September 23, 2016, Islamabad: “ The PM’s speech was the most important occasion of the year for Pakistan to make its strongest case on key foreign policy issues, especially addressing core challenges in the region. While the case made for Kashmir as it undergoes unprecedented uprisings in the Indian-held valley against state atrocities covered much ground, the speech was riddled with glaring deficits. In a world where smart diplomacy is the new normal, and reactive policy is old school, Pakistan’s international position still went unflanked on many fronts” said Senator Sherry Rehman, VP PPPP, while commenting on the government’s foreign policy failures.
“The PPP has always played a responsible role on national issues, so we have always upheld national unity clear in times of crisis, but it pains many of us to see opportunities being squandered. We have always advocated peace with India and Afghanistan for instance, and had managed much better relations in the Zardari-Gilani administration. But peace always has to be on just terms, and right now India has upped its aggression in more ways than one. There should have been a strong refutation of the Modi government’s new equation between the status of Kashmir with that of Balochistan, for instance. Why wait for Indian coercive diplomacy to make this point? Why brush the Kalbhushan Yadav type intrusion under the table.”
Senator Sherry Rehman said that, “Kashmir is a flashpoint no one can ignore. Pakistan will not only have to amplify its narrative but also re-imagine its policy toolkit. The PM should have gone to the UN after calling a joint session of parliament, which he chose not to do. He would have had the full power of Pakistan’s undivided democracy behind him, but for some reason they don’t even consult their own cabinet.
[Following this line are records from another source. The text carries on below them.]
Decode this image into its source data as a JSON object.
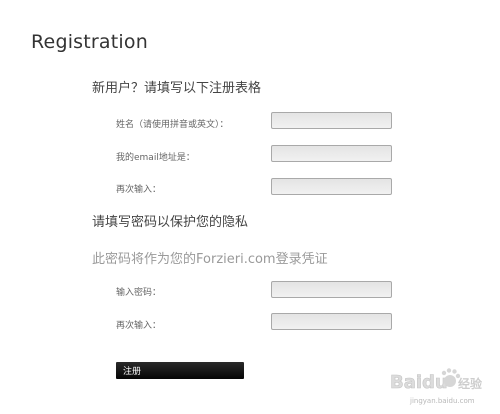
{
  "page": {
    "title": "Registration"
  },
  "new_user_section": {
    "heading": "新用户？请填写以下注册表格",
    "fields": [
      {
        "label": "姓名（请使用拼音或英文）：",
        "value": ""
      },
      {
        "label": "我的email地址是：",
        "value": ""
      },
      {
        "label": "再次输入：",
        "value": ""
      }
    ]
  },
  "password_section": {
    "heading": "请填写密码以保护您的隐私",
    "note": "此密码将作为您的Forzieri.com登录凭证",
    "fields": [
      {
        "label": "输入密码：",
        "value": ""
      },
      {
        "label": "再次输入：",
        "value": ""
      }
    ]
  },
  "submit": {
    "label": "注册"
  },
  "watermark": {
    "brand": "Baidu",
    "text_cn": "经验",
    "url": "jingyan.baidu.com"
  },
  "colors": {
    "button_bg": "#111111",
    "input_bg": "#ebebeb",
    "input_border": "#a9a9a9",
    "note_text": "#9a9a9a"
  }
}
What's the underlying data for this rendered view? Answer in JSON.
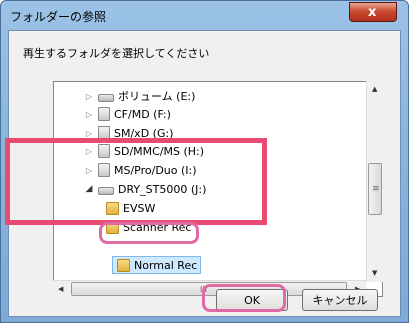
{
  "window": {
    "title": "フォルダーの参照",
    "close_label": "x"
  },
  "instruction": "再生するフォルダを選択してください",
  "tree": [
    {
      "label": "ボリューム (E:)",
      "icon": "drive-icon",
      "expander": "▷"
    },
    {
      "label": "CF/MD (F:)",
      "icon": "card-icon",
      "expander": "▷"
    },
    {
      "label": "SM/xD (G:)",
      "icon": "card-icon",
      "expander": "▷"
    },
    {
      "label": "SD/MMC/MS (H:)",
      "icon": "card-icon",
      "expander": "▷"
    },
    {
      "label": "MS/Pro/Duo (I:)",
      "icon": "card-icon",
      "expander": "▷"
    },
    {
      "label": "DRY_ST5000 (J:)",
      "icon": "drive-icon",
      "expander": "◢"
    },
    {
      "label": "EVSW",
      "icon": "folder-icon",
      "expander": ""
    },
    {
      "label": "Scanner Rec",
      "icon": "folder-icon",
      "expander": ""
    },
    {
      "label": "Normal Rec",
      "icon": "folder-icon",
      "expander": ""
    }
  ],
  "scroll": {
    "up": "▲",
    "down": "▼",
    "left": "◀",
    "right": "▶",
    "thumb_grip": "≡",
    "hgrip": "III"
  },
  "buttons": {
    "ok": "OK",
    "cancel": "キャンセル"
  },
  "colors": {
    "highlight": "#e94a72",
    "selection": "#cde8ff"
  }
}
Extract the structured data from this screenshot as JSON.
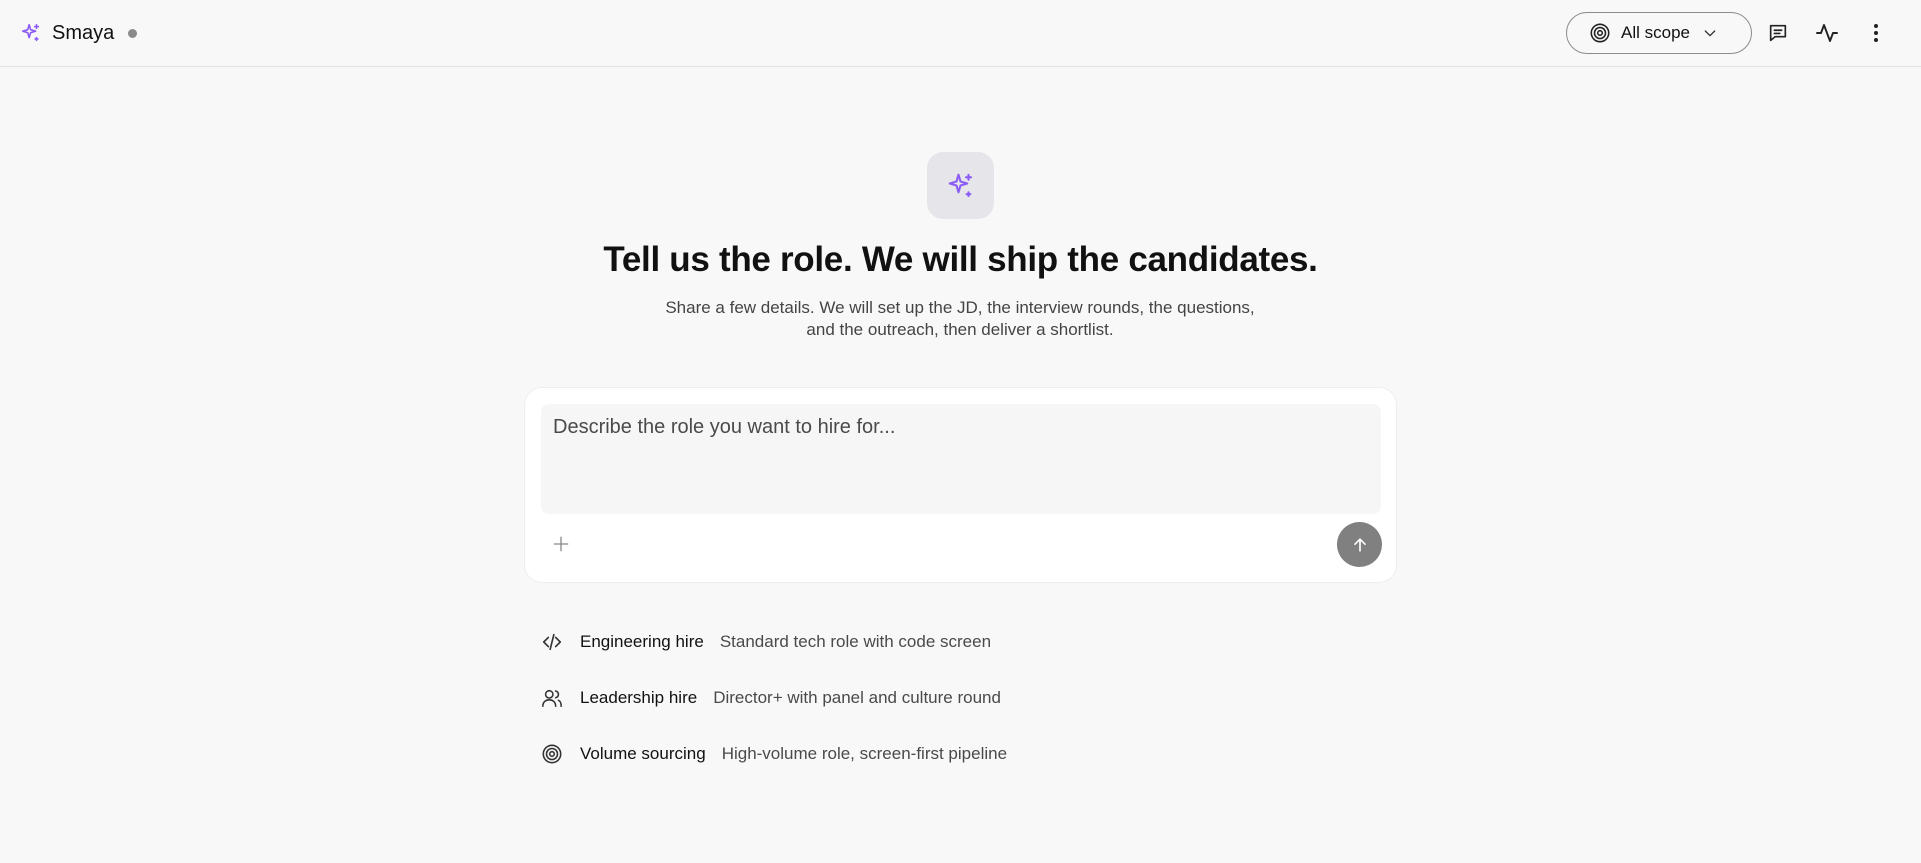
{
  "app": {
    "name": "Smaya",
    "brand_icon": "sparkles-icon",
    "status_dot_color": "#8a8a8a",
    "accent_color": "#8b5cf6"
  },
  "header": {
    "scope_selector": {
      "label": "All scope",
      "icon": "target-icon",
      "chevron": "chevron-down-icon"
    },
    "actions": [
      {
        "icon": "chat-icon"
      },
      {
        "icon": "activity-icon"
      },
      {
        "icon": "more-vertical-icon"
      }
    ]
  },
  "hero": {
    "icon": "sparkles-icon",
    "title": "Tell us the role. We will ship the candidates.",
    "subtitle": "Share a few details. We will set up the JD, the interview rounds, the questions, and the outreach, then deliver a shortlist."
  },
  "composer": {
    "placeholder": "Describe the role you want to hire for...",
    "value": "",
    "add_icon": "plus-icon",
    "send_icon": "arrow-up-icon"
  },
  "suggestions": [
    {
      "icon": "code-icon",
      "title": "Engineering hire",
      "description": "Standard tech role with code screen"
    },
    {
      "icon": "users-icon",
      "title": "Leadership hire",
      "description": "Director+ with panel and culture round"
    },
    {
      "icon": "target-icon",
      "title": "Volume sourcing",
      "description": "High-volume role, screen-first pipeline"
    }
  ]
}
This critical democratic deficit will impact Pakistan’s political unity at a time of crisis, but the federal government fails to demonstrate mature leadership.” She said.
“The failure to appoint a full-time foreign minister is also reflecting on our performance everywhere, particularly the United States, which is key to shaping global narratives on terrorism, or for the dangerous accusations stemming from Congress against Pakistan. Our policy should be pivoted on peace with both India and Afghanistan, but we seem to confuse the broader goal of peace and stability with constantly over-selling our capacity in Kabul and under-leveraging our soft power. Today Kabul’s own disunity and failures are being laid at our door. It cannot be our problem or our cross to bear, despite our stakes in Afghan peace. In Washington, meanwhile the Pak-American community is not used, the professional lobbyists are not used, I don’t understand why foreign policy has become so shambolic and closed. It has led us to this crisis where we are only reacting to vilification, and doing little to proactively project our own story or change the game at home.”
Commenting on the Uri attack and accusations from Indian side Senator Rehman said, “The Prime Minster has rightly unilaterally offered a transparent investigation into the accusation leveled at Pakistan over the Uri attack. The United Nations is mandated to post United Nations Military Observer Group in India and Pakistan (UNMOGIP), as long as an office in Kashmir, and we should call for them to be activated so this drumbeat of accusations emanating from official quarters in New Delhi can end. But the level of violence in Kashmir, as voiced by the Kashmiri people themselves has reached genocidal levels. This must be taken up as I said earlier in parliament by a special envoy for Kashmir, not parliamentarians who are not specialists in this field.”
Senator Sherry Rehman said, “Indian strategy has relied principally on four things. One, to contain the conflict in Kashmir to an internal matter and build an iron certain around the violence and the story. This is changing with the new demographic of discontent coupled with social media as a digital megaphone. People now hear about the brutal repression. Two, India hopes to pressurize Kashmiris by ghettoizing its internal conflict. Third, New Delhi uses violence to grind Kashmiris into submission, but clearly that has backfired as a plan, Kashmiris anger continues to be hydraulic, erupting with more power at each move of repression. Four, India is changing facts on the ground by refusing to acknowledge the disputed nature of the territory.”
“The kind of coercive diplomacy that the Modi government works with completely puts off any rational dialogue that will lead the solutions that might help the people of Kashmir, because at this point of time India is not thinking about the people of Kashmir,” she added.